Tribune Business Reporter
Tourism operators yesterday admitted that the sector's proposed October 15 re-opening and value chain have been dealt a “tremendous blow” by major hotels deciding not to re-open.
Marvin Gibson, owner/operator of Marvellous Tours, told Tribune Business of the moves by Baha Mar, Sandals Royal Bahamian and the Hilton: “This has been a tremendous blow, and just like other companies I am sure we have lost thousands and thousands of dollars in revenue.
"Our employees are furloughed now at this moment, and we were looking at ways of bringing them on as soon as possible. However, at the moment there is very little interest in bookings ,especially for The Bahamas needing a 14-day quarantine for visitations.”
Mr Gibson added: “I have some guests interested in coming. However, when I explain to them the amount of time the quarantine is they say they are not coming. So we’re experiencing a loss. We are preparing for next year and we are doing a lot of marketing, so it will keep The Bahamas in mind and hopefully it will keep us in mind with them.
"Right now we’re just doing some social media marketing and that’s about it. We’re keeping our business going. We are semi-open, and we are taking phone calls and those sorts of things. There is not much else we can do at this moment, except send out positive messages about The Bahamas and hope that they reach the right people.”
Nicholas Pinder, general manager of Born Free Fishing Charters, said he “doesn’t really know” what impact the hotels' moves will do for his business. He added: “It will impact the business but we will do what’s best in the eyes of the whole country.
"I think if the Government was able to do something to assist the small businesses in staying open then they are on the right path. However, I don’t know if they are able to do anything on behalf of the small businessman except talk about it and not do anything.”
Mr Pinder added: “For example, we opened up on July 1 to whatever the closing date was for the new emergency order. We did well in those 31 days. But, because of prematurely opening, the country now is recording 3,000-plus COVID-19 cases. Would that have happened anyway? Probably, but we will never know. Hindsight is 20/20 so you can look back and say anything you want, but we really don’t know 100 percent.

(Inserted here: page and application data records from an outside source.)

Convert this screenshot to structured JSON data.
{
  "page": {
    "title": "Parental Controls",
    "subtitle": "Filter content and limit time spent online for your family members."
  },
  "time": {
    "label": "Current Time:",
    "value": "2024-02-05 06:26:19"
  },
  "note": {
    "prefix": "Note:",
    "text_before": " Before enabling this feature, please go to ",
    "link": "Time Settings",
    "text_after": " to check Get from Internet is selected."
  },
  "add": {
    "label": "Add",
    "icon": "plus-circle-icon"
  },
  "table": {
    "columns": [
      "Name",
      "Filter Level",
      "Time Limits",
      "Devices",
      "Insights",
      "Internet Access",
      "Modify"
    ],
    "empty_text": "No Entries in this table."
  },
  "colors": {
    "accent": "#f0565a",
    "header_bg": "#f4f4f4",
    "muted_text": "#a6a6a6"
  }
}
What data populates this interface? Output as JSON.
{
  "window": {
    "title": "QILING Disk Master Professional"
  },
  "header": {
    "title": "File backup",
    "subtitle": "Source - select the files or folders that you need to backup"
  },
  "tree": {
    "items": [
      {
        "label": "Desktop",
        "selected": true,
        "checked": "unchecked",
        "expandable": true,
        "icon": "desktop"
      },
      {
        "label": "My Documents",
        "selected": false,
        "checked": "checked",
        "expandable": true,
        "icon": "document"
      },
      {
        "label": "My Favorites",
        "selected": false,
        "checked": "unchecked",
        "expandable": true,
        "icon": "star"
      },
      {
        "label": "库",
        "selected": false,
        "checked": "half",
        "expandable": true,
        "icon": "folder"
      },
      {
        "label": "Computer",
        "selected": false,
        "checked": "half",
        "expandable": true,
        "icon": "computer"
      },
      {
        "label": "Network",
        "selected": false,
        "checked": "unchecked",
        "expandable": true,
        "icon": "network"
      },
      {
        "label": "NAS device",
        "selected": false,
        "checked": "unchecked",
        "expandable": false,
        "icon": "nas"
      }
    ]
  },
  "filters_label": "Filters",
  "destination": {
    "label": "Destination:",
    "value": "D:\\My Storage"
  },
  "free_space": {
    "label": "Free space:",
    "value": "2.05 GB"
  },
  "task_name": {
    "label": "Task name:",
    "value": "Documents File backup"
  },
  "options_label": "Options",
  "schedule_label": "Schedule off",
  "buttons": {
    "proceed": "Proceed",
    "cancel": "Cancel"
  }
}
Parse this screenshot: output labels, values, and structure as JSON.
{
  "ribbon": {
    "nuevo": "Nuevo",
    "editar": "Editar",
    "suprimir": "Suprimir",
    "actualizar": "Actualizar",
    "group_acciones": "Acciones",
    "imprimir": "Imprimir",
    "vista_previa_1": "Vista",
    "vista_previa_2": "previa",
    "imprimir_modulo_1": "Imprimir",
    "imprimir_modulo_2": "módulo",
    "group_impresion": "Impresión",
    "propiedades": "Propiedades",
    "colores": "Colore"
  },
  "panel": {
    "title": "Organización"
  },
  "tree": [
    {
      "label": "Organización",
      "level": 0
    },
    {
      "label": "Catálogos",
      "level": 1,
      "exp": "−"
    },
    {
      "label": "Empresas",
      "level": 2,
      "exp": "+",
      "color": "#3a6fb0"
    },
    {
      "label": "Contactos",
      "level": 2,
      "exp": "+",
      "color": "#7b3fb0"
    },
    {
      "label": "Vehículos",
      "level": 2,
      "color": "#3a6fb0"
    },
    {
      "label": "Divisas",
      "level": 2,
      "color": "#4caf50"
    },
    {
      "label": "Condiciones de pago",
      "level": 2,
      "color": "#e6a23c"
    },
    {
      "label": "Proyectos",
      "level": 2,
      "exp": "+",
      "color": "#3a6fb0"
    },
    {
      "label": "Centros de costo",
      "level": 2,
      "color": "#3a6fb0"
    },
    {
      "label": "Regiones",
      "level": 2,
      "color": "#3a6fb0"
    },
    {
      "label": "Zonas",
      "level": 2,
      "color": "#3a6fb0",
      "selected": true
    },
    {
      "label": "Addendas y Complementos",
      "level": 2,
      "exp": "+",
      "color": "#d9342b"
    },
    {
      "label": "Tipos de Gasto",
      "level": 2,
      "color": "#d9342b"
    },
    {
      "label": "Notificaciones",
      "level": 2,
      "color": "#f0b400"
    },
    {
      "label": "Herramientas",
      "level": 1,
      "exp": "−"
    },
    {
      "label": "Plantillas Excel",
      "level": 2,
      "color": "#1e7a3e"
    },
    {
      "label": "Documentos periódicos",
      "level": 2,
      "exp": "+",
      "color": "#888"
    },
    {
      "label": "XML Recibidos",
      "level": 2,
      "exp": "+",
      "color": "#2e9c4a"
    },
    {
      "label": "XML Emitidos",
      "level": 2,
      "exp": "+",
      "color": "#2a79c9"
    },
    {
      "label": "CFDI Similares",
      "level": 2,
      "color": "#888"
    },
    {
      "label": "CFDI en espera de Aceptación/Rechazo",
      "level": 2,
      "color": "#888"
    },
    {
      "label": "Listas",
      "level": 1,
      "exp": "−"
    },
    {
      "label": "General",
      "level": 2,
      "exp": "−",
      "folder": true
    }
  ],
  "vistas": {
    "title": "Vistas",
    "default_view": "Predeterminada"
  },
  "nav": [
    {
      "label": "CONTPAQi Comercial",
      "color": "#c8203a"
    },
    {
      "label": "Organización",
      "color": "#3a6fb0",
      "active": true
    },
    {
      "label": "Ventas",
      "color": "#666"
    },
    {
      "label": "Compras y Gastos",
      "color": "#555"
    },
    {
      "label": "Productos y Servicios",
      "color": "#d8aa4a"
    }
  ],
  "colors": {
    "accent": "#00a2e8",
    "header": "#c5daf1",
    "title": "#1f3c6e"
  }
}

"There is a bit of unfairness between when they opened and when the orders come out in terms of tourism, and when they allow foreigners to come here and work. For example, the foreign yacht charters. Have you heard of the Ministry of Tourism discussing allowing foreign yachts charters to come and work here when there is Bahamian businessmen right here in that same business?
"We don’t even get looked at as a sensible organisation when the tours that we offer are part of the reason why people come here, and not just to go to the beach. You can go to the beach in Fort Lauderdale and do it for a quarter of the cost. People pay to come here for the experience and the people, and to get out of the hotel and not just sit around. Our sector is overlooked when it comes to tourism and it is pretty sad to tell you the truth.”
Vanessa Johnson, general manager of Beach Bar and Deck, which is attached to the Coral Harbour Beach House and Villas, said: “It is not going good, things are still slow. People book directly with us and we have nothing.”